## GIVEN RECORDS
━━━━
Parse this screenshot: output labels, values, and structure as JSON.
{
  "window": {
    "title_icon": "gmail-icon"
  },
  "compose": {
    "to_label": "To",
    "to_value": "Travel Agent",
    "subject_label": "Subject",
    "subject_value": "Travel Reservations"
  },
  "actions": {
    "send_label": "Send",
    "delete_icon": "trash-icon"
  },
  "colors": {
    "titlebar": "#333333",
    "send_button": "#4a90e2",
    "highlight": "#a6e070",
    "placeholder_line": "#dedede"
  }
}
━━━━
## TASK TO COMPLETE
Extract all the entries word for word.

## ANSWER BOX
Parse this screenshot: output labels, values, and structure as JSON.
{
  "window": {
    "title_icon": "gmail-icon"
  },
  "compose": {
    "to_label": "To",
    "to_value": "Travel Agent",
    "subject_label": "Subject",
    "subject_value": "Travel Reservations"
  },
  "actions": {
    "send_label": "Send",
    "delete_icon": "trash-icon"
  },
  "colors": {
    "titlebar": "#333333",
    "send_button": "#4a90e2",
    "highlight": "#a6e070",
    "placeholder_line": "#dedede"
  }
}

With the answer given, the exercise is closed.